The automation proved useful when cases increased again and more than 1,000 students and employees were in quarantine during the last two weeks of November.
"The fact that we finished last semester in person is a testament to the fact that it worked," Parris said.
How the calls go
More than 4,000 contacts have been identified by ISU's tracing operation. An analysis during a 10-week period in the fall, after the Qualtrics system was in place, found that 98% either filled out the survey sent by text or spoke on the phone with a contact tracer, Jamieson said. Most people are responsive and appreciative.
"A very, very small number of people are recalcitrant, obstinate or rude," he said.
Contact tracing calls typically take about five minutes. Case investigation calls are much more intense, a half hour or longer and covering more emotional ground, said Vanderheyden, who took over management of the case investigation team when the system moved to Qualtrics.
"It definitely takes some skill to help somebody think through identifying contacts. We usually have them pull out their phone and think about activities they've done, classes and social events they've attended, roommates, intimate partners -- we're asking about really specific things," he said.
The 44-person contact tracing team and the 60-person case investigation team take an online training workshop from Johns Hopkins University. The training includes tips on conducting calls with people who are scared, anxious, angry or unhelpful, Vanderheyden said.
"For the most part, it helps to express some empathy and meet them where they're at," he said.
Jamieson said one occasional challenge is when people assume they know who has identified them as having been in close contact, which is defined as being within 6 feet of someone for 15 consecutive minutes when one of the parties isn't wearing a face covering properly.
"By design, neither the contact tracer nor the contact know who the positive case is. All the tracer has is the date of the contact," he said.
Pringle is still involved in the case investigation side of the process, helping make assignments and calling difficult-to-reach patients. She has noticed investigation calls were more difficult earlier in the pandemic when people had less COVID-19 knowledge and experience.
"There was a lot of shock, a lot of fear, a lot of misinformation. It was rough sometimes," she said.
All hands on deck
While leading the case investigation team, Vanderheyden also has day-job obligations heading up the student wellness office. That means constant multitasking and frequent night and weekend work. He said double duties have been common during the pandemic for staff across the student health and wellness unit -- which also includes the health center, student counseling and recreation services.

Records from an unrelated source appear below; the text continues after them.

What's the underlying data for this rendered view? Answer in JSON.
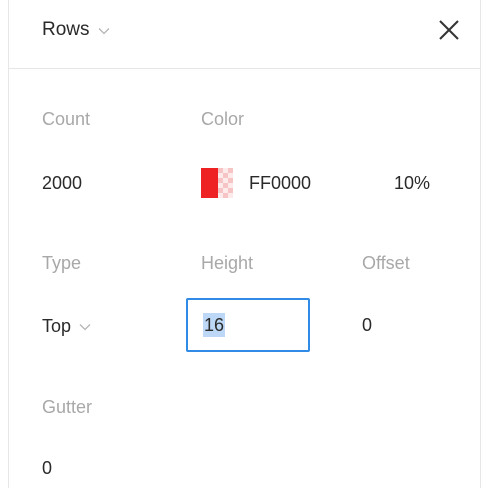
{
  "header": {
    "title": "Rows"
  },
  "count": {
    "label": "Count",
    "value": "2000"
  },
  "color": {
    "label": "Color",
    "hex": "FF0000",
    "opacity": "10%",
    "swatch_color": "#ee2222"
  },
  "type": {
    "label": "Type",
    "value": "Top"
  },
  "height": {
    "label": "Height",
    "value": "16"
  },
  "offset": {
    "label": "Offset",
    "value": "0"
  },
  "gutter": {
    "label": "Gutter",
    "value": "0"
  },
  "colors": {
    "focus_border": "#2f8be6",
    "selection": "#bcd8f6",
    "label_gray": "#a8a8a8",
    "text": "#2a2a2a"
  }
}
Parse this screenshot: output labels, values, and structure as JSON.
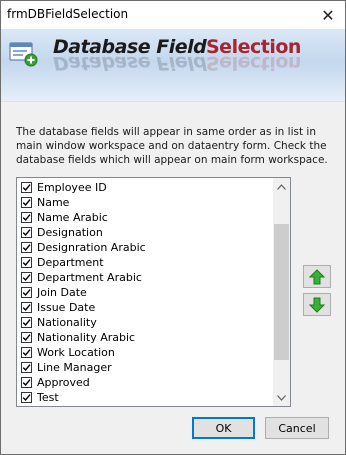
{
  "window": {
    "title": "frmDBFieldSelection",
    "close_glyph": "✕"
  },
  "banner": {
    "title_part1": "Database Field",
    "title_part2": "Selection",
    "icon": "database-add-icon",
    "accent_color": "#a8242e"
  },
  "description": "The database fields will appear in same order as in list in main window workspace and on dataentry form. Check the  database fields which will appear on main form workspace.",
  "fields": [
    {
      "label": "Employee ID",
      "checked": true
    },
    {
      "label": "Name",
      "checked": true
    },
    {
      "label": "Name Arabic",
      "checked": true
    },
    {
      "label": "Designation",
      "checked": true
    },
    {
      "label": "Designration Arabic",
      "checked": true
    },
    {
      "label": "Department",
      "checked": true
    },
    {
      "label": "Department Arabic",
      "checked": true
    },
    {
      "label": "Join Date",
      "checked": true
    },
    {
      "label": "Issue Date",
      "checked": true
    },
    {
      "label": "Nationality",
      "checked": true
    },
    {
      "label": "Nationality Arabic",
      "checked": true
    },
    {
      "label": "Work Location",
      "checked": true
    },
    {
      "label": "Line Manager",
      "checked": true
    },
    {
      "label": "Approved",
      "checked": true
    },
    {
      "label": "Test",
      "checked": true
    }
  ],
  "side_buttons": {
    "up_icon": "green-arrow-up-icon",
    "down_icon": "green-arrow-down-icon"
  },
  "buttons": {
    "ok_label": "OK",
    "cancel_label": "Cancel"
  }
}
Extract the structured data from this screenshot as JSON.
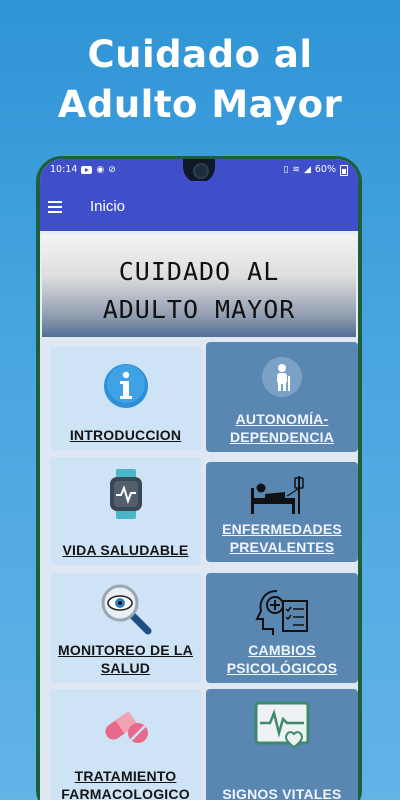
{
  "promo": {
    "line1": "Cuidado al",
    "line2": "Adulto Mayor"
  },
  "status_bar": {
    "time": "10:14",
    "battery": "60%"
  },
  "app_bar": {
    "title": "Inicio"
  },
  "banner": {
    "line1": "CUIDADO AL",
    "line2": "ADULTO MAYOR"
  },
  "cards": [
    {
      "label": "INTRODUCCION",
      "icon": "info-icon"
    },
    {
      "label": "AUTONOMÍA-DEPENDENCIA",
      "icon": "elderly-person-icon"
    },
    {
      "label": "VIDA SALUDABLE",
      "icon": "smartwatch-icon"
    },
    {
      "label": "ENFERMEDADES PREVALENTES",
      "icon": "hospital-bed-icon"
    },
    {
      "label": "MONITOREO DE LA SALUD",
      "icon": "magnifier-eye-icon"
    },
    {
      "label": "CAMBIOS PSICOLÓGICOS",
      "icon": "head-checklist-icon"
    },
    {
      "label": "TRATAMIENTO FARMACOLOGICO",
      "icon": "pill-icon"
    },
    {
      "label": "SIGNOS VITALES",
      "icon": "heartbeat-monitor-icon"
    }
  ],
  "colors": {
    "accent": "#3f4fc9",
    "card_light": "#cfe3f7",
    "card_dark": "#5a86b2",
    "background": "#3a9ddb"
  }
}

"The reality is, all of us are doing multiple full-time jobs the best we can. It's been an around-the-clock thing since last spring," he said. "We know it's critical to the health and well-being of our community, and the entire staff has really rallied behind that. We take a lot of pride in it, which really helps when people are tired."

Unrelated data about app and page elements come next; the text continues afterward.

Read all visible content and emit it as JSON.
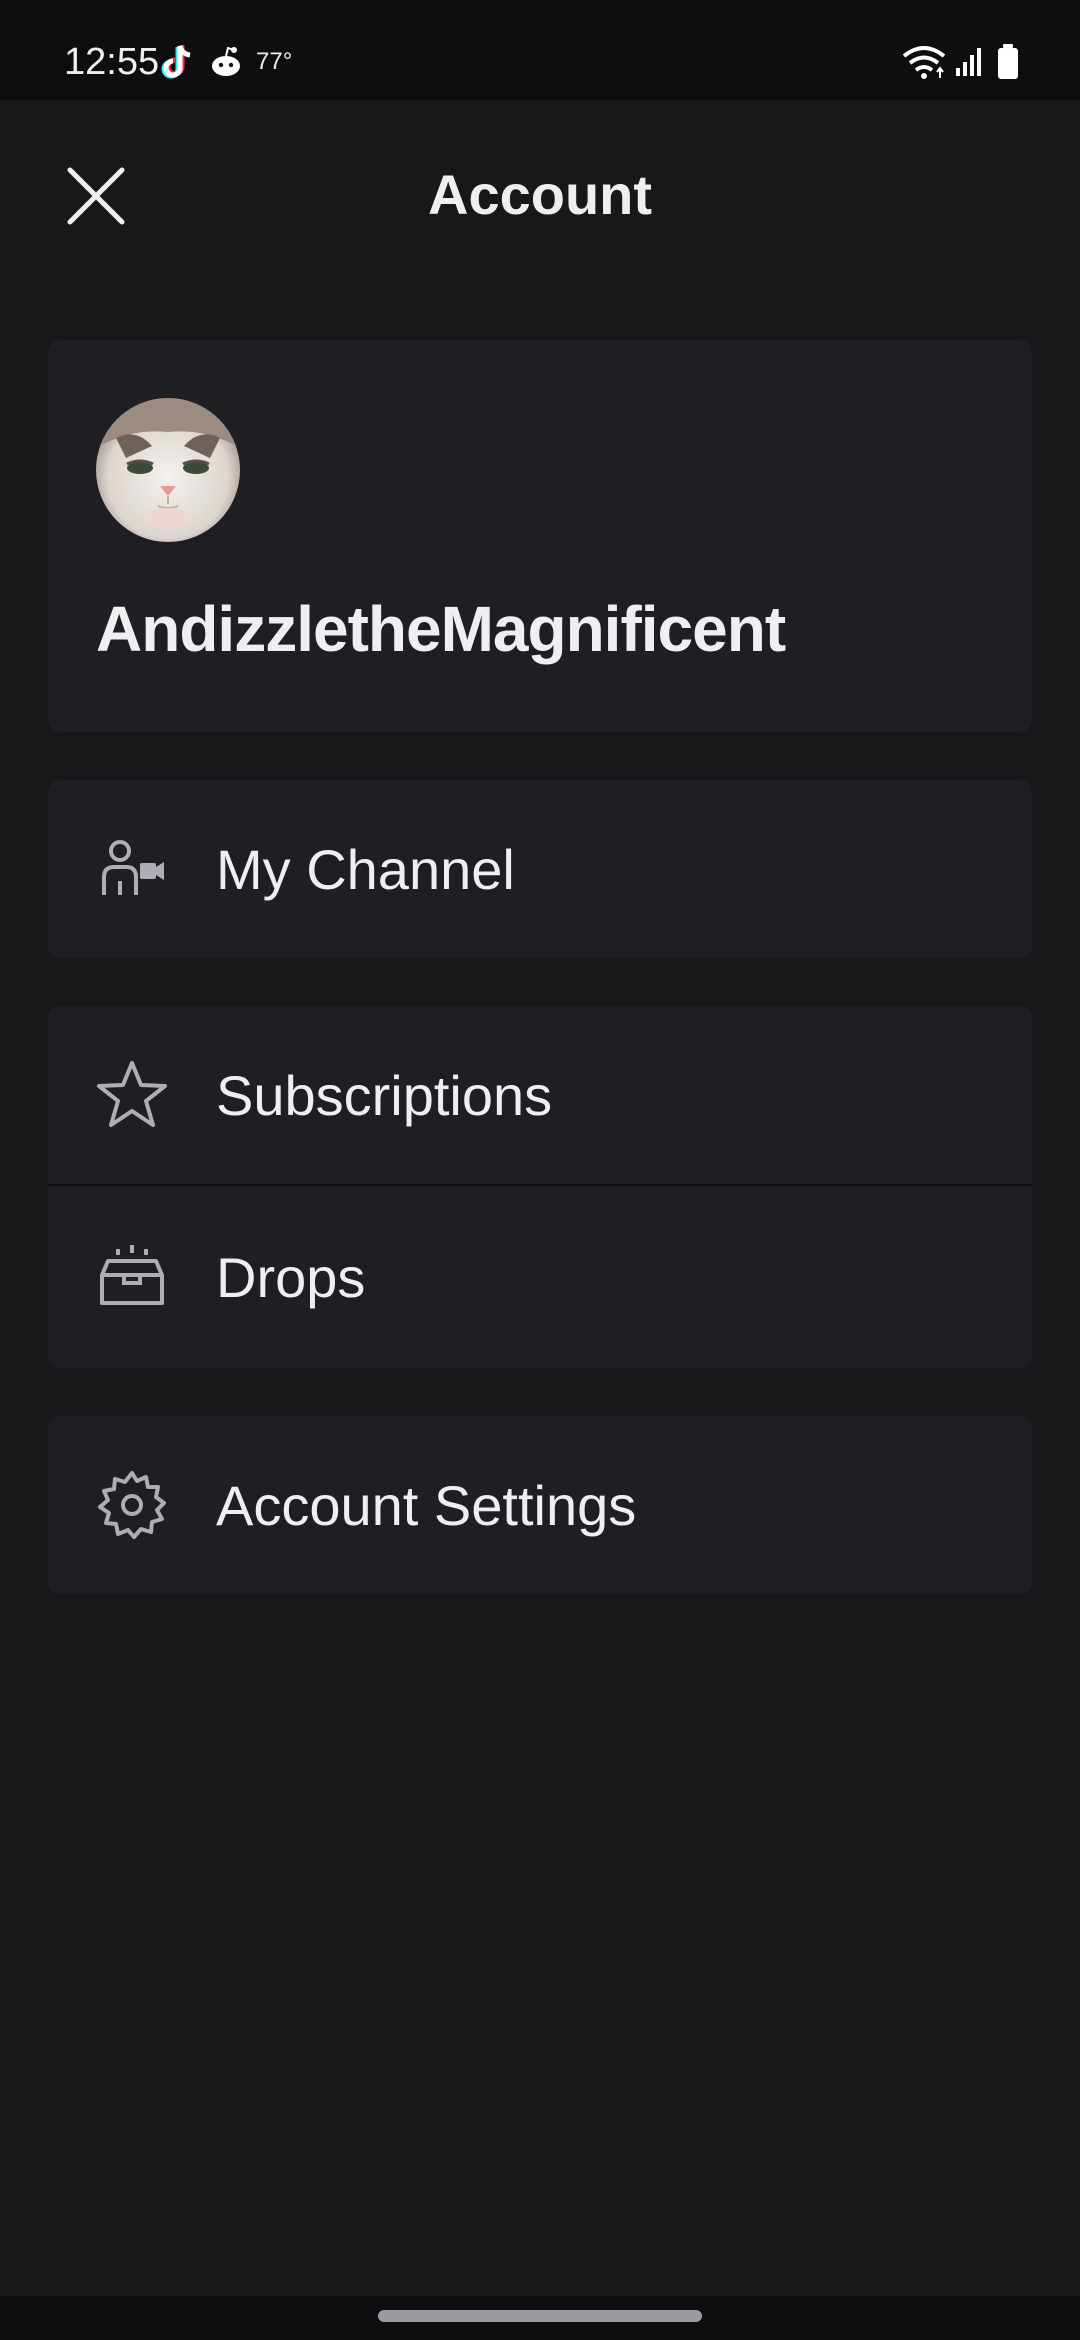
{
  "status_bar": {
    "time": "12:55",
    "temperature": "77°",
    "icons": [
      "tiktok-icon",
      "reddit-icon",
      "wifi-icon",
      "signal-icon",
      "battery-icon"
    ]
  },
  "header": {
    "title": "Account",
    "close_icon": "close-icon"
  },
  "profile": {
    "username": "AndizzletheMagnificent",
    "avatar": "cat-avatar"
  },
  "menu": {
    "my_channel": {
      "label": "My Channel",
      "icon": "channel-person-camera-icon"
    },
    "subscriptions": {
      "label": "Subscriptions",
      "icon": "star-icon"
    },
    "drops": {
      "label": "Drops",
      "icon": "drops-crate-icon"
    },
    "account_settings": {
      "label": "Account Settings",
      "icon": "gear-icon"
    }
  },
  "colors": {
    "background": "#18181b",
    "card": "#1f1f23",
    "status_bar": "#0e0e10",
    "text": "#efeff1",
    "icon": "#adadb8"
  }
}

Beyer and Jamieson were involved in other aspects of the university's COVID-19 response before pivoting to contact tracing, said Beyer, whose pre-pandemic role in event authorization remains busy, as well.
"Our running joke is that we have our old jobs and our new jobs and our newest jobs. I think for both of us, it's our third new role. But there's so many people who have been doing that all across campus all the time," he said.

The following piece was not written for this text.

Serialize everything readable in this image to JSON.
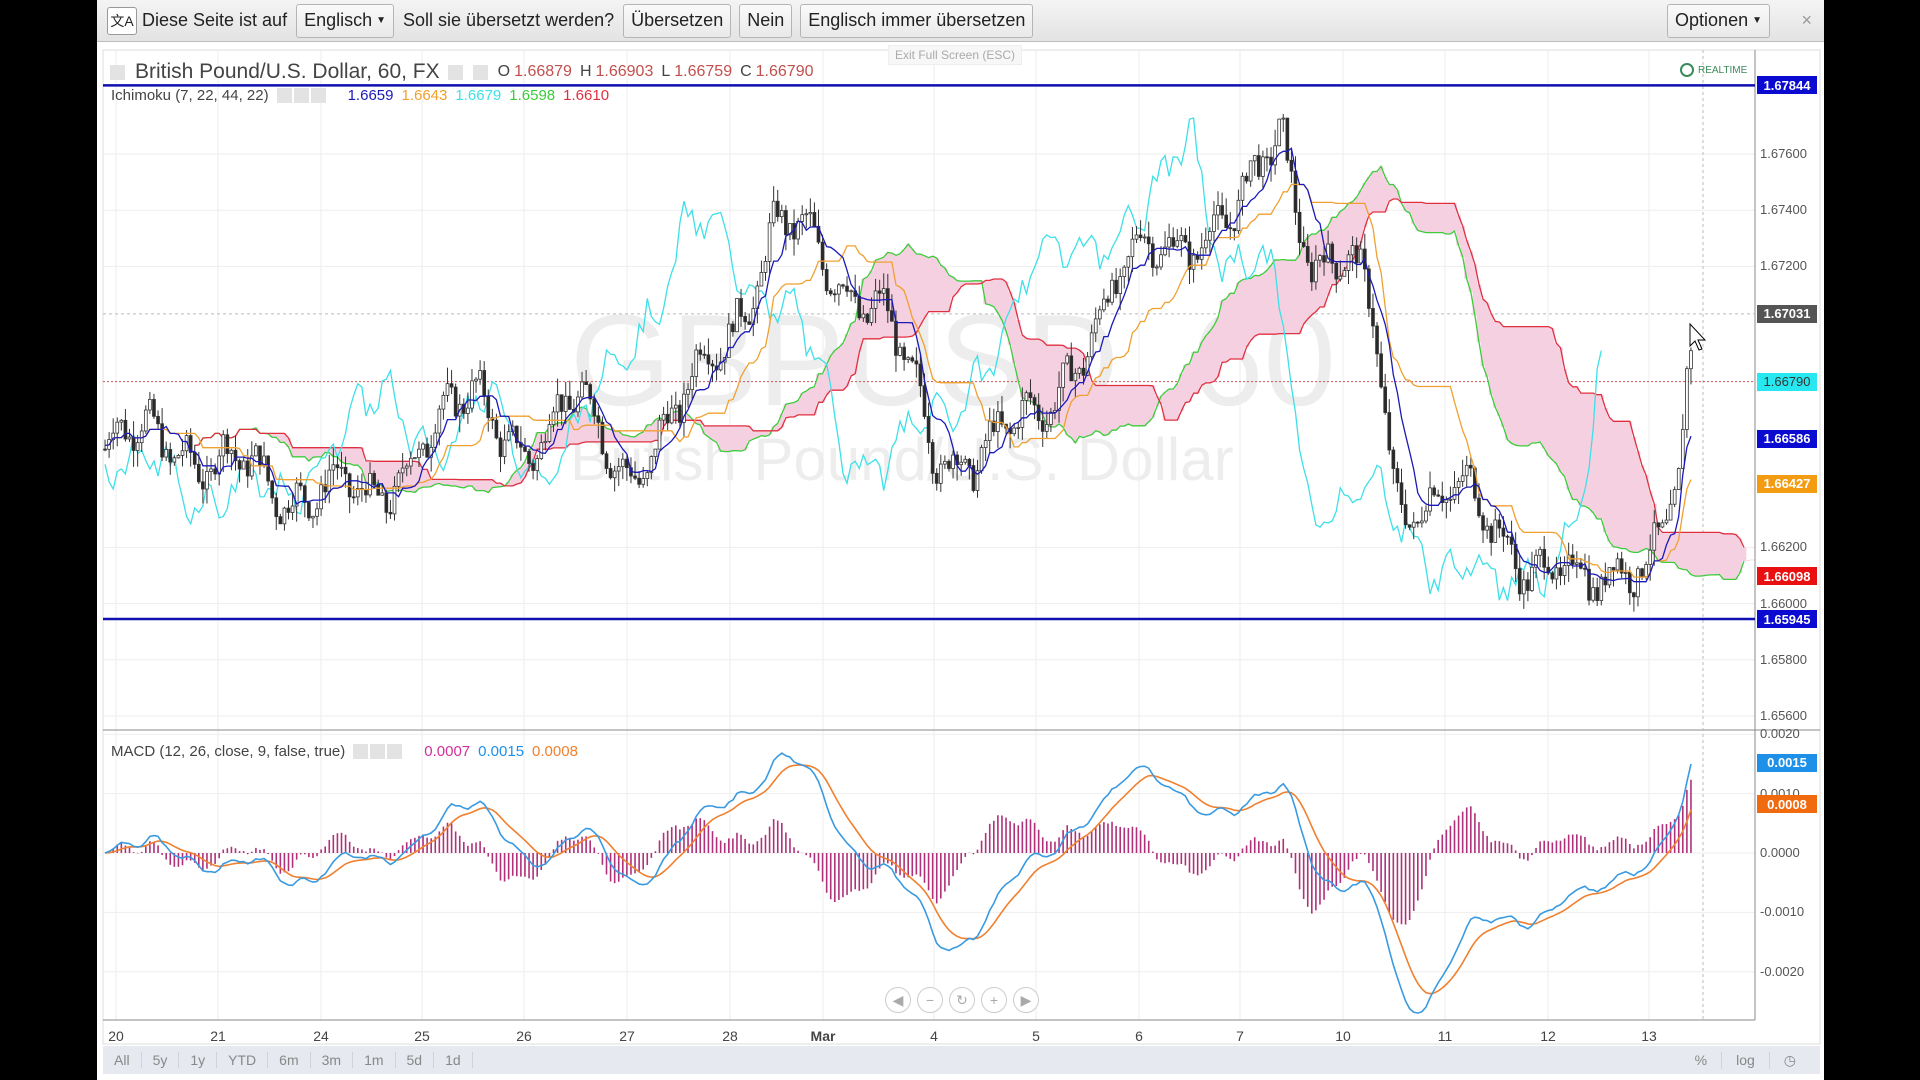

That includes support staff, too. Parris and Pringle would often tweak the contact tracing system in late-night conversations, devising incremental improvements that they relied on the health center IT staff to implement.
"You would never hear anyone here say it's too much work to do it that way," Parris said.
Which doesn't mean that Pringle isn't looking forward to the day -- coming soon, at the start of February -- when the last bit of contact tracing texts are automated via Qualtrics, and she can leave her university cellphone on her desk at the end of the day. Until then, she's still sending texts nightly to notify people who tested positive that their isolation period is over.
"I don't know what I'll do with my time!" she joked.